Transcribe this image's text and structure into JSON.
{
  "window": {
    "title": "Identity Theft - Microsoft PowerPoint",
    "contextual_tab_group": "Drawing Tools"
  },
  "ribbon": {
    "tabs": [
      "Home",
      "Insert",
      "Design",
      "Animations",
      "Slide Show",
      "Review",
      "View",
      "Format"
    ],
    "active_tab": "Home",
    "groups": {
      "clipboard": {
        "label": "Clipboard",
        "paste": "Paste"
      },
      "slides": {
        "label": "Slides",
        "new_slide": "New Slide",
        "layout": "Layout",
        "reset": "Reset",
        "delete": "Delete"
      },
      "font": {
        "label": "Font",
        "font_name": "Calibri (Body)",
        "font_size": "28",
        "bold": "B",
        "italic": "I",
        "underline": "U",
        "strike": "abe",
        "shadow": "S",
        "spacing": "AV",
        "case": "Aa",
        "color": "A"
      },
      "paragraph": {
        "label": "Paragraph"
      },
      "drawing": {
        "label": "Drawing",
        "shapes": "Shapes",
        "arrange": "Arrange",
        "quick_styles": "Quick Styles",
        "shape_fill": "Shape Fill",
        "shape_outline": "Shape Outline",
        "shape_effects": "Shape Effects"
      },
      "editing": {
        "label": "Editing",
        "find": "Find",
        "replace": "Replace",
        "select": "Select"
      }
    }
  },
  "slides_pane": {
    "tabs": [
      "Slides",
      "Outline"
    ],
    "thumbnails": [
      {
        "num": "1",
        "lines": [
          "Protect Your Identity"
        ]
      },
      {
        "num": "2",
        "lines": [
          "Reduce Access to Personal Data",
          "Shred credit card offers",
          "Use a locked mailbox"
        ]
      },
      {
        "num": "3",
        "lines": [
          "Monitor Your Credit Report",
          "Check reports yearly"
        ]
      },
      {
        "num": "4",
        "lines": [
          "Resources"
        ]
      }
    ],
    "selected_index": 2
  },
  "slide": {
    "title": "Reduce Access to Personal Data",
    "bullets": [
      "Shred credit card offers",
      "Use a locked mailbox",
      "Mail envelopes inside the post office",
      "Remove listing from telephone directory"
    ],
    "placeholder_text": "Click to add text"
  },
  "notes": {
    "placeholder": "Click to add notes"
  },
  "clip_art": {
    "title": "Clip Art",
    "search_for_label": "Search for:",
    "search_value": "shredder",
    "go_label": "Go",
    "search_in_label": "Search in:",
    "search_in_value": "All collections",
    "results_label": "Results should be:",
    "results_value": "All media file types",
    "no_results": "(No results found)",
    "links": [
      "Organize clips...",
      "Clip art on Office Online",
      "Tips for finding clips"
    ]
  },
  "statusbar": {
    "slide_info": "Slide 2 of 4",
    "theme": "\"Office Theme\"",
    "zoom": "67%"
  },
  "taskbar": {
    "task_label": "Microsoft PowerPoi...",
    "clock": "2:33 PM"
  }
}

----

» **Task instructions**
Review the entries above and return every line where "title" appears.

» **Answer to this task**
    "title": "Identity Theft - Microsoft PowerPoint",
    "title": "Reduce Access to Personal Data",
    "title": "Clip Art",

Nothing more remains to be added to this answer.